But our beloved dogs can come into conflict with the wildlife who are also getting out in the nice weather. And that’s why The Fur-Bearers put together this list of three tips to keep you, your dogs, and your local wildlife co-existing as spring blossoms.
- Remove attractants from your home. The first step to preventing conflict is always to remove attractants – from outdoor dog food to spilled bird seed, inviting any kind of wildlife into our backyards increases the chances of a negative conflict with our pets. Take a look for anything that might be of interest to an animal, like barbecue grease traps, fallen fruits or berries, or even dropped and forgotten dog treats.
- Remember it’s their home. Imagine you’re hanging out at home with your kids, and some random stranger with a large knife starts walking around the house, even going so far as to poke their head inside your front door. To many animals, that’s exactly what it’s like when dogs sniff around their dens or nests. When you’re in parks, trails, or other places wildlife call home, remember that it’s their home – and treat it with respect.

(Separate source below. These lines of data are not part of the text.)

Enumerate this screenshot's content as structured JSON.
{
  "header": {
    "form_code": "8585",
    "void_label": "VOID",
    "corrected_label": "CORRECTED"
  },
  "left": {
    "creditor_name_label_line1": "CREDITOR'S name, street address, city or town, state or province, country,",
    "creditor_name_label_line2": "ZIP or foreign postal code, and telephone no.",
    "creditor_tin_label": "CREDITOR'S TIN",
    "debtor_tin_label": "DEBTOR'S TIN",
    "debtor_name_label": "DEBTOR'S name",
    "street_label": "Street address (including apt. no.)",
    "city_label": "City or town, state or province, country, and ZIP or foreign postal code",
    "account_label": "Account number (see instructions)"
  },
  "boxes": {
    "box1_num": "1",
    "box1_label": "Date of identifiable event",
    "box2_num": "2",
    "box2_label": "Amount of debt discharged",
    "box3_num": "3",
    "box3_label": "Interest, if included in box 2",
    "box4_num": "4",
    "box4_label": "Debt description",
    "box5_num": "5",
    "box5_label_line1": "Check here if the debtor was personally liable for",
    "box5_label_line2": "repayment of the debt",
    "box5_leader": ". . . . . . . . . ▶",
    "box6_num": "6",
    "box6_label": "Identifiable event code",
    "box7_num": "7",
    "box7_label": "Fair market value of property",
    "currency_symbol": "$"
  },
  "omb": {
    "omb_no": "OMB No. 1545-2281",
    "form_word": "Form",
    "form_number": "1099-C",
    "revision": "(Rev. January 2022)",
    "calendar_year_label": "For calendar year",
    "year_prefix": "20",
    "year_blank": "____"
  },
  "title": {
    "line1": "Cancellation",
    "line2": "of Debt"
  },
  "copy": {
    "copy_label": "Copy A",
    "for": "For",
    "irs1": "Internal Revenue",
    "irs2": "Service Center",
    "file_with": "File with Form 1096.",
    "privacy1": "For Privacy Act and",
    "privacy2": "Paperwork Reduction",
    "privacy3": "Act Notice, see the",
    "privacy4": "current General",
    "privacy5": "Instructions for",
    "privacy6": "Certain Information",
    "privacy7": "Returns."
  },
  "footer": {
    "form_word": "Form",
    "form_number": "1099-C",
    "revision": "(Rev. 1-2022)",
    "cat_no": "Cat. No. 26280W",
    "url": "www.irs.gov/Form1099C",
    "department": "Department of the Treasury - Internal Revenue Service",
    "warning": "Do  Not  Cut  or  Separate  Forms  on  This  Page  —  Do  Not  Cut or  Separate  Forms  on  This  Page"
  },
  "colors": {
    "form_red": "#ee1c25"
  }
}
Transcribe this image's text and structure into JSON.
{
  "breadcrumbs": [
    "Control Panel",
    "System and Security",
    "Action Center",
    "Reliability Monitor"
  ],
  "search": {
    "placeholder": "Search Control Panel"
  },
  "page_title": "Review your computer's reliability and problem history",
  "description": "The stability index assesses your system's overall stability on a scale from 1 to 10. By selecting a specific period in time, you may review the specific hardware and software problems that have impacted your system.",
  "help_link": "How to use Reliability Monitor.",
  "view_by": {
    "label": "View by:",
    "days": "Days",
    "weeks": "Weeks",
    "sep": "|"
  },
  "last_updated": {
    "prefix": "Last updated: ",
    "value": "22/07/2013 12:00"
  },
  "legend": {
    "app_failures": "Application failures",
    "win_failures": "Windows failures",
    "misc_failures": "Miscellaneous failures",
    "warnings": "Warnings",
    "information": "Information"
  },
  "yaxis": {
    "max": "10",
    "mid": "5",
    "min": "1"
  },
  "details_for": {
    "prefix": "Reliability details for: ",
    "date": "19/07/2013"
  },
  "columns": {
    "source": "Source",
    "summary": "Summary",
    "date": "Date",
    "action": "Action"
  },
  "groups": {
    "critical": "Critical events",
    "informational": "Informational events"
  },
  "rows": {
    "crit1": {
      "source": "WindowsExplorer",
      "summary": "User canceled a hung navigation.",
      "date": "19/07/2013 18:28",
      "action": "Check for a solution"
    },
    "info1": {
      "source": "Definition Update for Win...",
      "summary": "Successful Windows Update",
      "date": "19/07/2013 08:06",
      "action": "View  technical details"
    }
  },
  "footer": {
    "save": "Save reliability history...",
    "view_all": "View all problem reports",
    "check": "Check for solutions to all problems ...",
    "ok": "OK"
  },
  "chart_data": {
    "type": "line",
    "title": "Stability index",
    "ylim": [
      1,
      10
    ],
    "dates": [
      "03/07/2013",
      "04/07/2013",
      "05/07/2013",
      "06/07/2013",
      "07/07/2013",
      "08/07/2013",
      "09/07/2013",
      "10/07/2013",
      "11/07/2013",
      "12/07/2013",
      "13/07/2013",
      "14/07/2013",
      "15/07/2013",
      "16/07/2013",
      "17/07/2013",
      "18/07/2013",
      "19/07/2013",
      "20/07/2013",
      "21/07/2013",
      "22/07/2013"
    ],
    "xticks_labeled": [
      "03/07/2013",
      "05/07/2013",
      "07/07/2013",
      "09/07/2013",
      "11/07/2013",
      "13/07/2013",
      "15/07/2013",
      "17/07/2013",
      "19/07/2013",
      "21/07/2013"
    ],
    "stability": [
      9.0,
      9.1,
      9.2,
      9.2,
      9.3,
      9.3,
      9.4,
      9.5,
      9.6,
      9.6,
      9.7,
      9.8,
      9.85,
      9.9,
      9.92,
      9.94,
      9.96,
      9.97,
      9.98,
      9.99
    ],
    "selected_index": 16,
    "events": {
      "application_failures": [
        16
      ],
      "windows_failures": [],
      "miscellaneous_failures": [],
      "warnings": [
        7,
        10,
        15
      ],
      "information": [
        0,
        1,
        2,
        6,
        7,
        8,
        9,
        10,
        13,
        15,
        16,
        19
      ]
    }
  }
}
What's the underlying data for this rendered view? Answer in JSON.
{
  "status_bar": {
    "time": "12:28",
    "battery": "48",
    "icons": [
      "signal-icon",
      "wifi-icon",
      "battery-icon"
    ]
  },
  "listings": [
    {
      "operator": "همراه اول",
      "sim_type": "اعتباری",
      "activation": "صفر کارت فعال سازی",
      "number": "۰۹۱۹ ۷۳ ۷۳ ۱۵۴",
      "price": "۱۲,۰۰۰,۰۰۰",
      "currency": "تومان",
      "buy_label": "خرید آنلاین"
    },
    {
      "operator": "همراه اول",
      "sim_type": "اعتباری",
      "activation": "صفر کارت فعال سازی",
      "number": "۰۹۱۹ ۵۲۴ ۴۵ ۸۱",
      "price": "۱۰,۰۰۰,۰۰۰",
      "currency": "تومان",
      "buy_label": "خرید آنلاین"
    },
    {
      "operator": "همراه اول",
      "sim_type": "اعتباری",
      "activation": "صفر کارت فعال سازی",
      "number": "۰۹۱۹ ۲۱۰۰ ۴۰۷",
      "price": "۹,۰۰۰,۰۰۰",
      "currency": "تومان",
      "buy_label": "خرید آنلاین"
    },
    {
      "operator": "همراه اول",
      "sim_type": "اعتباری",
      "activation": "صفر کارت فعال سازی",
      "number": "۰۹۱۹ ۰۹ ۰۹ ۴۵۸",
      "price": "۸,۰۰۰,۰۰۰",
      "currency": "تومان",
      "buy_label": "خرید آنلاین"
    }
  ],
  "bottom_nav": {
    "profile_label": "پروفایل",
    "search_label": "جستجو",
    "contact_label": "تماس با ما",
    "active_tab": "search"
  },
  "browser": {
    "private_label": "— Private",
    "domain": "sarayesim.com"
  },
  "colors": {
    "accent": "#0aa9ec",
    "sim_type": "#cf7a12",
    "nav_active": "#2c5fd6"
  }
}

- Leash up! In one study, researchers showed 92.3% of dogs who came into conflict with coyotes were off leash. There is anecdotal evidence that dogs can startle bears, and when running back to their person, bring the running bear along with them. And, of course, a dog sticking their nose in a den, nest, or even lethal trap, is a lot more difficult when they’re on leash. If you will have your dog off leash, please be aware of the wildlife in the area, and make sure you’ve trained a strong recall.
The wildlife with whom we share our communities want what we do: a safe place to raise their families. And, fortunately, by learning to co-exist, we can make sure they have just that.
Join The Fur-Bearers today and help us provide alternatives to fur and non-lethal solutions to wildlife conflict. We receive no government funding and rely entirely on donations from supporters like you. To become a monthly donor (for as little as $10/month – the cost of two lattes) please click here and help us save lives today.